Black and Latinx workers are severely underrepresented in professional occupations, which pay more, on average, than other occupations, according to a new joint fact sheet from EPI and the Department for Professional Employees, AFL-CIO.
Black and Latinx workers make up 12.8% and 17.4% of the total workforce, respectively, but only 10.0% and 9.8% of the professional workforce. Meanwhile, white and Asian American and Pacific Islander (AAPI) workers are overrepresented in professional occupations.
On average, professionals are paid 44% more than the median wage earned by workers in all occupations. However, Black and Latinx professionals still earn less than white professionals in similar occupations.
As the fact sheet explains, occupational segregation and discrimination are significant factors in explaining racial wage gaps, and these pay gaps are signs of the larger structural inequities that Black and Latinx professionals face in the workplace that impact related outcomes such as promotions, recruitment, and retention.
“While we’ve seen some change in the representation rates of Black and Latinx professionals over the last two decades, the rate of change is so slow that it would take 38 years to overcome the current representational gap for Black professionals and 33 years for Latinx professionals,” says Valerie Wilson, co-author of the fact sheet and Director of EPI’s Program on Race, Ethnicity, and the Economy (PREE). “Racial disparities in the economy are likely to continue growing if current employment patterns remain unchecked. Major policy reforms are needed to modernize and strengthen our labor laws and eliminate the racial wage gap and wealth inequity.”
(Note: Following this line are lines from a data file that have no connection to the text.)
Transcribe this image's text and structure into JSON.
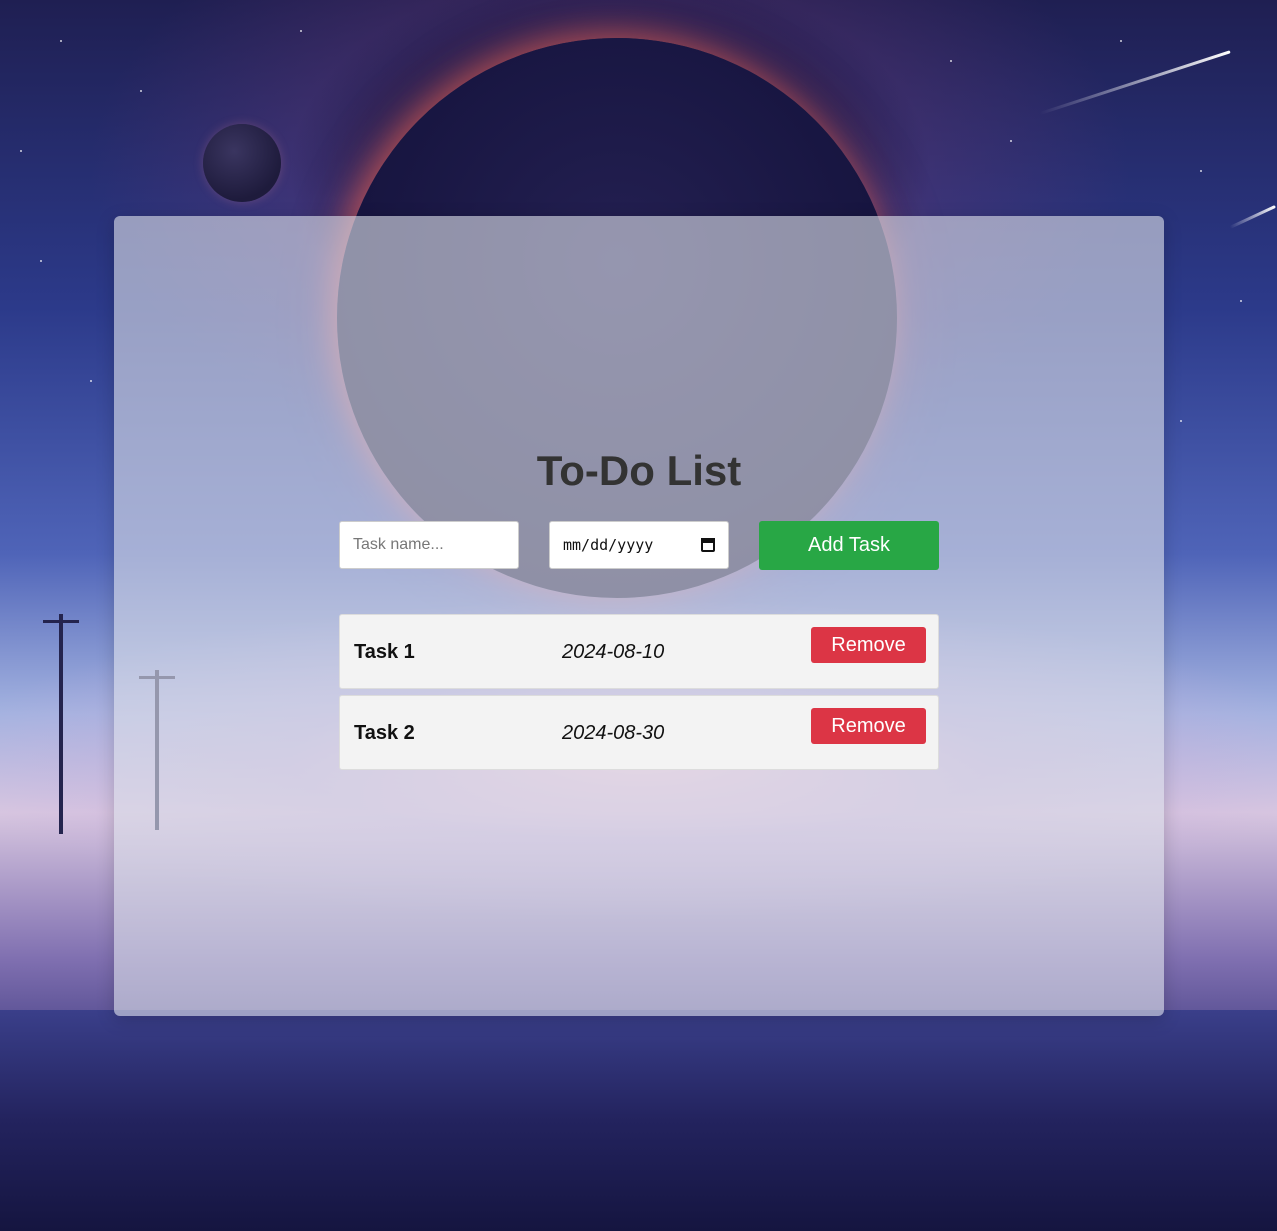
{
  "app": {
    "title": "To-Do List"
  },
  "form": {
    "task_placeholder": "Task name...",
    "task_value": "",
    "date_placeholder": "mm/dd/yyyy",
    "add_label": "Add Task"
  },
  "tasks": [
    {
      "name": "Task 1",
      "date": "2024-08-10",
      "remove_label": "Remove"
    },
    {
      "name": "Task 2",
      "date": "2024-08-30",
      "remove_label": "Remove"
    }
  ],
  "colors": {
    "add_button": "#28a745",
    "remove_button": "#dc3545",
    "title": "#333333"
  },
  "icons": {
    "date_picker": "calendar-icon"
  }
}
Black and Latinx professionals are also unequally distributed across professional occupation groups. For example, Black and Latinx workers have higher rates of representation in community and social service occupations, but are severely underrepresented in legal occupations, architecture and engineering, and physical and social sciences. Black workers are also represented at much higher rates in the public sector than in the private sector.
On the other hand, AAPI workers are overrepresented in STEM and health care occupations, but underrepresented in professional occupations that employ larger shares of Black and Latinx workers.
The fact sheet advocates for passing the Protecting the Right to Organize (PRO) Act to increase professionals’ ability to organize unions, strengthening anti-discrimination laws in the private sector, dismantling structures that perpetuate pay gaps by reinstating the 2016 Equal Employment Opportunity Commission (EEOC) pay data collection rule, removing barriers to job access for Black and Latinx professionals in STEM by reforming the H-1B visa program, and increasing federal arts funding and leveraging tax incentives to create talent pipelines and encourage diverse hiring in the arts, entertainment, and media industries.
“The data confirm that racial inequities pervade the professional workforce and provide a deeper look into where the greatest disparities exist for professionals of color,” said Jennifer Dorning, President of the Department for Professional Employees, AFL-CIO. “It’s clear that a lot of changes are needed to make these occupations more accessible to Black and Latinx professionals. By joining together in union, professionals can use their collective power to create more diverse, representative, and equitable workplaces and industries.”